**** Stored data

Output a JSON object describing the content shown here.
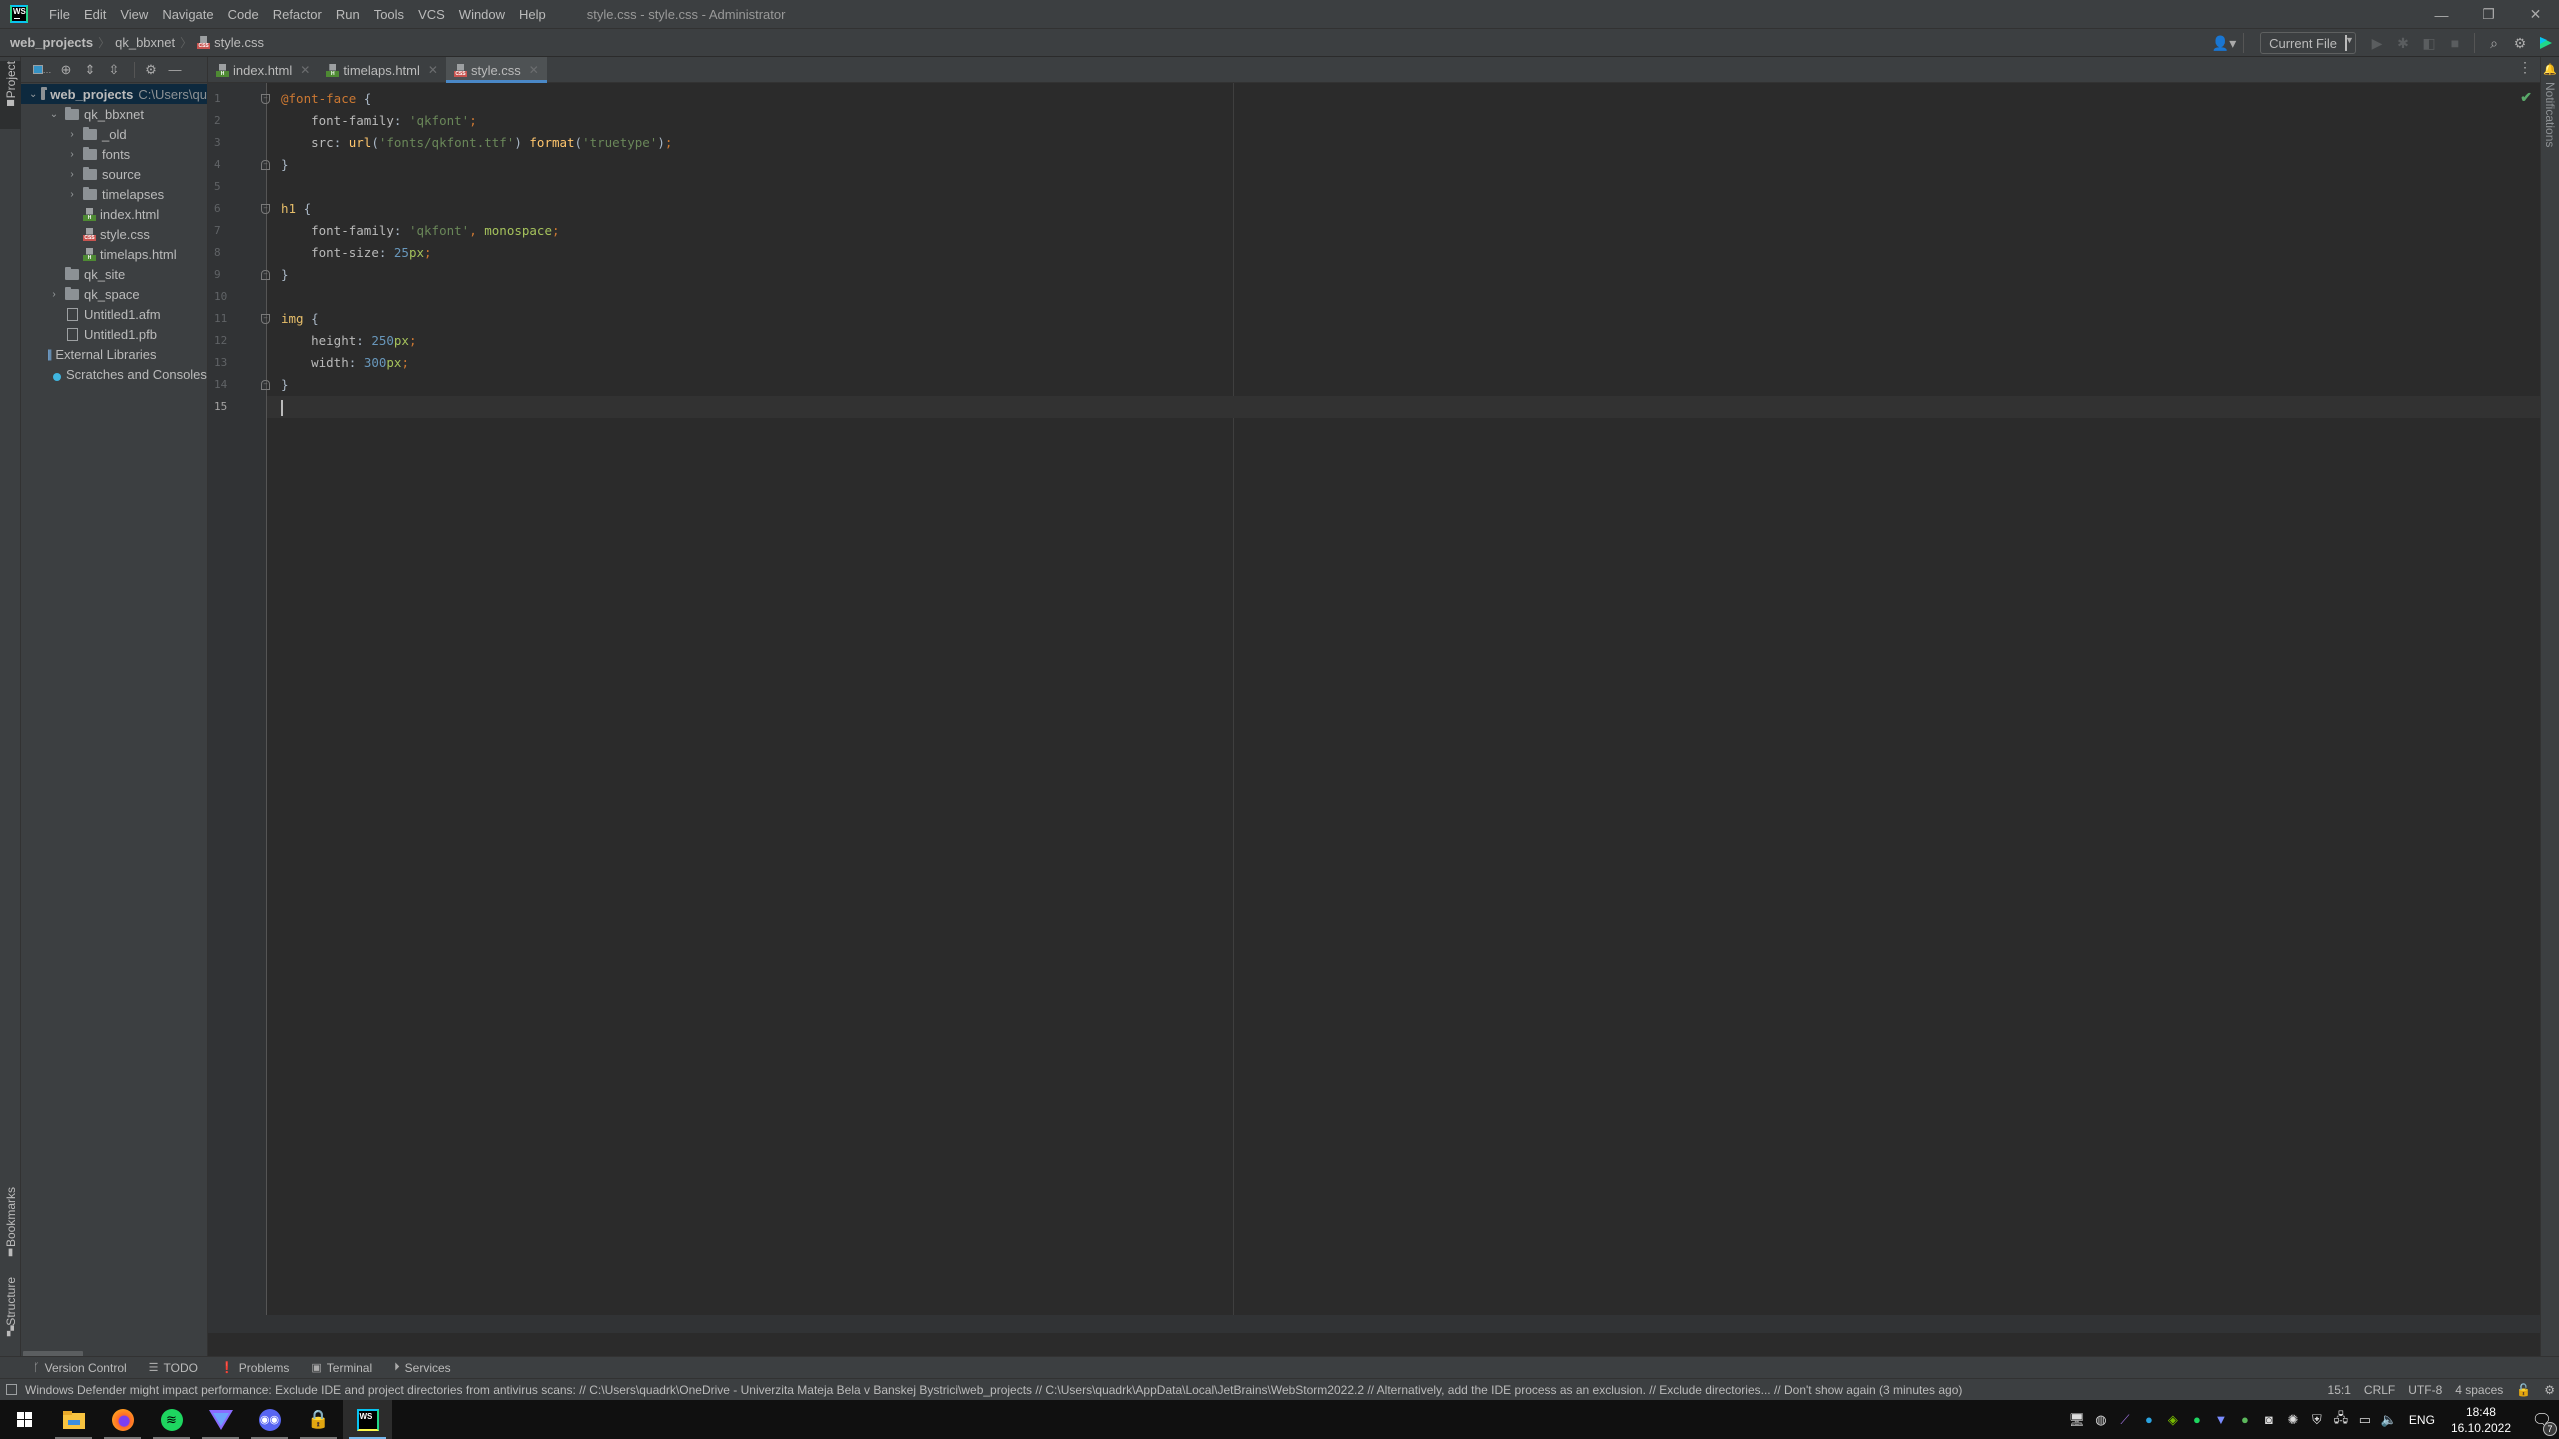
{
  "titlebar": {
    "app_logo": "WS",
    "menu": [
      "File",
      "Edit",
      "View",
      "Navigate",
      "Code",
      "Refactor",
      "Run",
      "Tools",
      "VCS",
      "Window",
      "Help"
    ],
    "window_title": "style.css - style.css - Administrator",
    "controls": {
      "minimize": "—",
      "restore": "❐",
      "close": "✕"
    }
  },
  "navbar": {
    "breadcrumbs": [
      "web_projects",
      "qk_bbxnet",
      "style.css"
    ],
    "run_config": "Current File",
    "icons": [
      "user-icon",
      "run-icon",
      "debug-icon",
      "coverage-icon",
      "stop-icon",
      "search-icon",
      "settings-icon",
      "toolbox-icon"
    ]
  },
  "left_strip": {
    "project_tab": "Project",
    "bookmarks_tab": "Bookmarks",
    "structure_tab": "Structure"
  },
  "right_strip": {
    "notifications_tab": "Notifications"
  },
  "project_panel": {
    "tree": [
      {
        "label": "web_projects",
        "path": "C:\\Users\\qu",
        "type": "folder",
        "expanded": true,
        "depth": 0,
        "selected": true
      },
      {
        "label": "qk_bbxnet",
        "type": "folder",
        "expanded": true,
        "depth": 1
      },
      {
        "label": "_old",
        "type": "folder",
        "expanded": false,
        "depth": 2
      },
      {
        "label": "fonts",
        "type": "folder",
        "expanded": false,
        "depth": 2
      },
      {
        "label": "source",
        "type": "folder",
        "expanded": false,
        "depth": 2
      },
      {
        "label": "timelapses",
        "type": "folder",
        "expanded": false,
        "depth": 2
      },
      {
        "label": "index.html",
        "type": "html",
        "depth": 2
      },
      {
        "label": "style.css",
        "type": "css",
        "depth": 2
      },
      {
        "label": "timelaps.html",
        "type": "html",
        "depth": 2
      },
      {
        "label": "qk_site",
        "type": "folder",
        "depth": 1
      },
      {
        "label": "qk_space",
        "type": "folder",
        "expanded": false,
        "depth": 1
      },
      {
        "label": "Untitled1.afm",
        "type": "file",
        "depth": 1
      },
      {
        "label": "Untitled1.pfb",
        "type": "file",
        "depth": 1
      },
      {
        "label": "External Libraries",
        "type": "libraries",
        "depth": 0
      },
      {
        "label": "Scratches and Consoles",
        "type": "scratches",
        "depth": 0
      }
    ]
  },
  "tabs": [
    {
      "label": "index.html",
      "type": "html",
      "active": false
    },
    {
      "label": "timelaps.html",
      "type": "html",
      "active": false
    },
    {
      "label": "style.css",
      "type": "css",
      "active": true
    }
  ],
  "editor": {
    "line_numbers": [
      "1",
      "2",
      "3",
      "4",
      "5",
      "6",
      "7",
      "8",
      "9",
      "10",
      "11",
      "12",
      "13",
      "14",
      "15"
    ],
    "current_line": 15,
    "lines": [
      "@font-face {",
      "    font-family: 'qkfont';",
      "    src: url('fonts/qkfont.ttf') format('truetype');",
      "}",
      "",
      "h1 {",
      "    font-family: 'qkfont', monospace;",
      "    font-size: 25px;",
      "}",
      "",
      "img {",
      "    height: 250px;",
      "    width: 300px;",
      "}",
      ""
    ],
    "tokens": {
      "l1_at": "@font-face",
      "l1_brace": " {",
      "l2_prop": "font-family",
      "l2_colon": ": ",
      "l2_str": "'qkfont'",
      "l2_semi": ";",
      "l3_prop": "src",
      "l3_colon": ": ",
      "l3_fn1": "url",
      "l3_p1": "(",
      "l3_str1": "'fonts/qkfont.ttf'",
      "l3_p2": ") ",
      "l3_fn2": "format",
      "l3_p3": "(",
      "l3_str2": "'truetype'",
      "l3_p4": ")",
      "l3_semi": ";",
      "l4_brace": "}",
      "l6_sel": "h1",
      "l6_brace": " {",
      "l7_prop": "font-family",
      "l7_colon": ": ",
      "l7_str": "'qkfont'",
      "l7_comma": ", ",
      "l7_kw": "monospace",
      "l7_semi": ";",
      "l8_prop": "font-size",
      "l8_colon": ": ",
      "l8_num": "25",
      "l8_unit": "px",
      "l8_semi": ";",
      "l9_brace": "}",
      "l11_sel": "img",
      "l11_brace": " {",
      "l12_prop": "height",
      "l12_colon": ": ",
      "l12_num": "250",
      "l12_unit": "px",
      "l12_semi": ";",
      "l13_prop": "width",
      "l13_colon": ": ",
      "l13_num": "300",
      "l13_unit": "px",
      "l13_semi": ";",
      "l14_brace": "}"
    },
    "inspection_status": "✔"
  },
  "tool_windows": [
    {
      "label": "Version Control",
      "icon": "branch-icon"
    },
    {
      "label": "TODO",
      "icon": "list-icon"
    },
    {
      "label": "Problems",
      "icon": "problems-icon"
    },
    {
      "label": "Terminal",
      "icon": "terminal-icon"
    },
    {
      "label": "Services",
      "icon": "services-icon"
    }
  ],
  "statusbar": {
    "message": "Windows Defender might impact performance: Exclude IDE and project directories from antivirus scans: // C:\\Users\\quadrk\\OneDrive - Univerzita Mateja Bela v Banskej Bystrici\\web_projects // C:\\Users\\quadrk\\AppData\\Local\\JetBrains\\WebStorm2022.2 // Alternatively, add the IDE process as an exclusion. // Exclude directories... // Don't show again (3 minutes ago)",
    "caret_position": "15:1",
    "line_separator": "CRLF",
    "encoding": "UTF-8",
    "indent": "4 spaces"
  },
  "taskbar": {
    "apps": [
      "start",
      "file-explorer",
      "firefox",
      "spotify",
      "proton-vpn",
      "discord",
      "vpn-lock",
      "webstorm"
    ],
    "tray_icons": [
      "network-transfer",
      "steam",
      "feather",
      "telegram",
      "nvidia",
      "spotify-tray",
      "vpn-tray",
      "updater",
      "discord-tray",
      "steelseries",
      "security-warning",
      "network",
      "power",
      "volume"
    ],
    "language": "ENG",
    "time": "18:48",
    "date": "16.10.2022",
    "notification_count": "7"
  }
}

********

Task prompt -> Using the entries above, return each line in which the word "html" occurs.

Response to this task ->
        "label": "index.html",
        "type": "html",
        "label": "timelaps.html",
        "type": "html",
      "label": "index.html",
      "type": "html",
      "label": "timelaps.html",
      "type": "html",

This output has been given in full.